**** Data provided ****

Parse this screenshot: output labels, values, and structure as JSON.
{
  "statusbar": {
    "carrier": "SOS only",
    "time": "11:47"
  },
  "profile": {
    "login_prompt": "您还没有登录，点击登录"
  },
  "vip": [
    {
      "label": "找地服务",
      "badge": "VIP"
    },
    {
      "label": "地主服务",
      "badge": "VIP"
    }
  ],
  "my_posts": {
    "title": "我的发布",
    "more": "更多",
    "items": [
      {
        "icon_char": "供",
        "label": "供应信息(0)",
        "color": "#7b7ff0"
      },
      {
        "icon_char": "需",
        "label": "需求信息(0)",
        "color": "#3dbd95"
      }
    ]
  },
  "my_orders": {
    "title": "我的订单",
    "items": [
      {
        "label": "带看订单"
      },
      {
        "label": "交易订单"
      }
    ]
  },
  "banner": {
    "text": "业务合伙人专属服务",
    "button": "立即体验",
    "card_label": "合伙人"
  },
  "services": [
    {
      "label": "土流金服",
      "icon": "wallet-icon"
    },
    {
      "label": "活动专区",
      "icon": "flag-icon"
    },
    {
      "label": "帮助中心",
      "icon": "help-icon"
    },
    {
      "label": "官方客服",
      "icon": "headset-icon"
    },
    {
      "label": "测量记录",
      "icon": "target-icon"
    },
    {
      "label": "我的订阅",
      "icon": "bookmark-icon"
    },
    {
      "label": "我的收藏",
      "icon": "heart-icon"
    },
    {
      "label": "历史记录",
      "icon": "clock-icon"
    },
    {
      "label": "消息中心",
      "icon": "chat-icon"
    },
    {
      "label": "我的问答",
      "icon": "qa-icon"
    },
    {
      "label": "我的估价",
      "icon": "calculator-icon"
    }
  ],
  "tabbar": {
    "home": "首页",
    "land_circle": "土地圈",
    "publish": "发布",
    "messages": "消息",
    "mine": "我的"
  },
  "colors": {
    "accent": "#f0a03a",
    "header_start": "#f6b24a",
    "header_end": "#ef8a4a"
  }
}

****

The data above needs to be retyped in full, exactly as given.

Parse this screenshot: output labels, values, and structure as JSON.
{
  "statusbar": {
    "carrier": "SOS only",
    "time": "11:47"
  },
  "profile": {
    "login_prompt": "您还没有登录，点击登录"
  },
  "vip": [
    {
      "label": "找地服务",
      "badge": "VIP"
    },
    {
      "label": "地主服务",
      "badge": "VIP"
    }
  ],
  "my_posts": {
    "title": "我的发布",
    "more": "更多",
    "items": [
      {
        "icon_char": "供",
        "label": "供应信息(0)",
        "color": "#7b7ff0"
      },
      {
        "icon_char": "需",
        "label": "需求信息(0)",
        "color": "#3dbd95"
      }
    ]
  },
  "my_orders": {
    "title": "我的订单",
    "items": [
      {
        "label": "带看订单"
      },
      {
        "label": "交易订单"
      }
    ]
  },
  "banner": {
    "text": "业务合伙人专属服务",
    "button": "立即体验",
    "card_label": "合伙人"
  },
  "services": [
    {
      "label": "土流金服",
      "icon": "wallet-icon"
    },
    {
      "label": "活动专区",
      "icon": "flag-icon"
    },
    {
      "label": "帮助中心",
      "icon": "help-icon"
    },
    {
      "label": "官方客服",
      "icon": "headset-icon"
    },
    {
      "label": "测量记录",
      "icon": "target-icon"
    },
    {
      "label": "我的订阅",
      "icon": "bookmark-icon"
    },
    {
      "label": "我的收藏",
      "icon": "heart-icon"
    },
    {
      "label": "历史记录",
      "icon": "clock-icon"
    },
    {
      "label": "消息中心",
      "icon": "chat-icon"
    },
    {
      "label": "我的问答",
      "icon": "qa-icon"
    },
    {
      "label": "我的估价",
      "icon": "calculator-icon"
    }
  ],
  "tabbar": {
    "home": "首页",
    "land_circle": "土地圈",
    "publish": "发布",
    "messages": "消息",
    "mine": "我的"
  },
  "colors": {
    "accent": "#f0a03a",
    "header_start": "#f6b24a",
    "header_end": "#ef8a4a"
  }
}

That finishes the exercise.